“There were very few people who were trained in the art of good typefaces. You would have a calligrapher drawing the design by hand and then it would be scanned and automatically made into a font without the process of testing and correction. As a result, we ended up with poorly made fonts.”

Dr Chahine, who did her doctorate in legibility, says too little research has been done on the readability of various Arabic type faces. While Arabic typography has reflected changes of aesthetic taste, a script pleasing to the eye is not necessarily the most readable, she says.

What is needed, she believes, is more research to ascertain the Arabic reader’s response to the different typefaces they see every day.

“Are the typefaces difficult to read? Do they slow reading speeds? We need to be able to develop good typefaces that encourage reading, because we have very low literacy rates and people are not reading. An Arab reads only four pages on average a year,” she says.

But not all is doom and gloom. The advance in digital technologies over the past decade means designers now have the means to reclaim what was lost with the printing press and create a truly modern Arabic script.

“The advent of OpenType software does away with many limitations, and now it is truly possible to design typefaces which are true to calligraphic standards or create new fonts,” says Dr Chahine, one of the pioneers in this movement.

“The technology has in the past few years evolved to a point where the time needed to create a font has decreased by 60 per cent. This is revolutionising the industry.”

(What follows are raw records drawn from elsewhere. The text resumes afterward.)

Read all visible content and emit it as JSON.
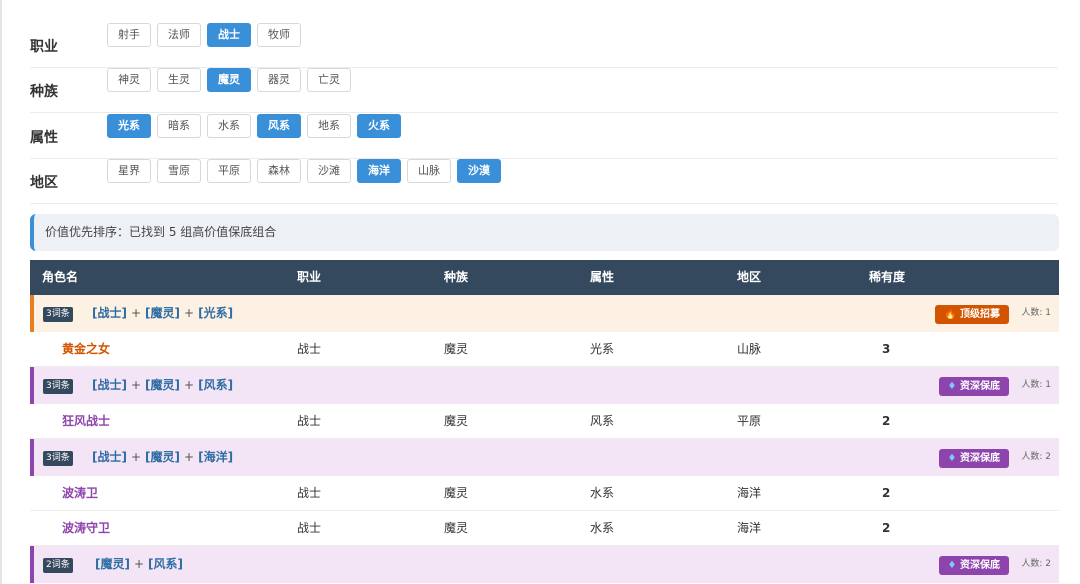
{
  "filters": [
    {
      "label": "职业",
      "options": [
        "射手",
        "法师",
        "战士",
        "牧师"
      ],
      "active": [
        2
      ]
    },
    {
      "label": "种族",
      "options": [
        "神灵",
        "生灵",
        "魔灵",
        "器灵",
        "亡灵"
      ],
      "active": [
        2
      ]
    },
    {
      "label": "属性",
      "options": [
        "光系",
        "暗系",
        "水系",
        "风系",
        "地系",
        "火系"
      ],
      "active": [
        0,
        3,
        5
      ]
    },
    {
      "label": "地区",
      "options": [
        "星界",
        "雪原",
        "平原",
        "森林",
        "沙滩",
        "海洋",
        "山脉",
        "沙漠"
      ],
      "active": [
        5,
        7
      ]
    }
  ],
  "notice": "价值优先排序：已找到 5 组高价值保底组合",
  "table": {
    "headers": [
      "角色名",
      "职业",
      "种族",
      "属性",
      "地区",
      "稀有度"
    ],
    "groups": [
      {
        "tag": "3词条",
        "terms": [
          "[战士]",
          "[魔灵]",
          "[光系]"
        ],
        "badge": "顶级招募",
        "badge_icon": "flame-icon",
        "count": "人数: 1",
        "theme": "orange",
        "rows": [
          {
            "name": "黄金之女",
            "job": "战士",
            "race": "魔灵",
            "attr": "光系",
            "region": "山脉",
            "rarity": "3"
          }
        ]
      },
      {
        "tag": "3词条",
        "terms": [
          "[战士]",
          "[魔灵]",
          "[风系]"
        ],
        "badge": "资深保底",
        "badge_icon": "diamond-icon",
        "count": "人数: 1",
        "theme": "purple",
        "rows": [
          {
            "name": "狂风战士",
            "job": "战士",
            "race": "魔灵",
            "attr": "风系",
            "region": "平原",
            "rarity": "2"
          }
        ]
      },
      {
        "tag": "3词条",
        "terms": [
          "[战士]",
          "[魔灵]",
          "[海洋]"
        ],
        "badge": "资深保底",
        "badge_icon": "diamond-icon",
        "count": "人数: 2",
        "theme": "purple",
        "rows": [
          {
            "name": "波涛卫",
            "job": "战士",
            "race": "魔灵",
            "attr": "水系",
            "region": "海洋",
            "rarity": "2"
          },
          {
            "name": "波涛守卫",
            "job": "战士",
            "race": "魔灵",
            "attr": "水系",
            "region": "海洋",
            "rarity": "2"
          }
        ]
      },
      {
        "tag": "2词条",
        "terms": [
          "[魔灵]",
          "[风系]"
        ],
        "badge": "资深保底",
        "badge_icon": "diamond-icon",
        "count": "人数: 2",
        "theme": "purple",
        "rows": []
      }
    ]
  },
  "colors": {
    "accent": "#3a8fd9",
    "header_bg": "#34495e",
    "purple": "#8e44ad",
    "orange": "#d35400"
  }
}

Pascal Zoghbi, a leading Arabic type designer and typographer, says his field is still in its “nascent stage”. “The industry still faces lots of challenges. For example, we only have about 10 Arabic typographers who could be considered to be the best in the industry, while in English there are hundreds,” he says.

Piracy is another major headache for the industry. “Just like with any content produced in the Arab world, we suffer from lack of copyright protection. If we need more investment in this market, then we need to protect the copyright of the content creators, or else they will not be able to generate an income from their work.”

Another challenge is the lack of university courses that teach type design in the Arab world. Mr Zoghbi, who has a master’s degree in typeface design from the Royal Academy of Arts in the Netherlands, says the handful of professional Arabic typographers earned their degrees in the West.

Dr Chahine agrees. “Such courses are desperately missing here,” she says.

“We cannot improve the quality of Arabic typefaces if we only have a few designers. If we want to change the status quo, we need to train and support hundreds of designers.”

She says that despite her prolific output for the past 12 years, she has only managed to design 70 fonts.

While many organisations support calligraphy, she feels typography is neglected. “What we read on a daily basis is in type, and typefaces are not found in calligraphy. We need a balanced approach that supports both the fields,” says Dr Chahine.

Some support has come from Dubai Culture, with the Dubai International Arabic Calligraphy Exhibition, which runs until May 15.

Dr Chahine’s workshops provide training for designers, which she says are “very necessary” to provide a platform for experienced typographers like her to pass on knowledge to those just beginning their work.

“We need to see language as a tree that needs to be constantly watered,” she says. “If you leave this, then it dies of neglect. But if you keep nourishing it, then it will adapt and grow.”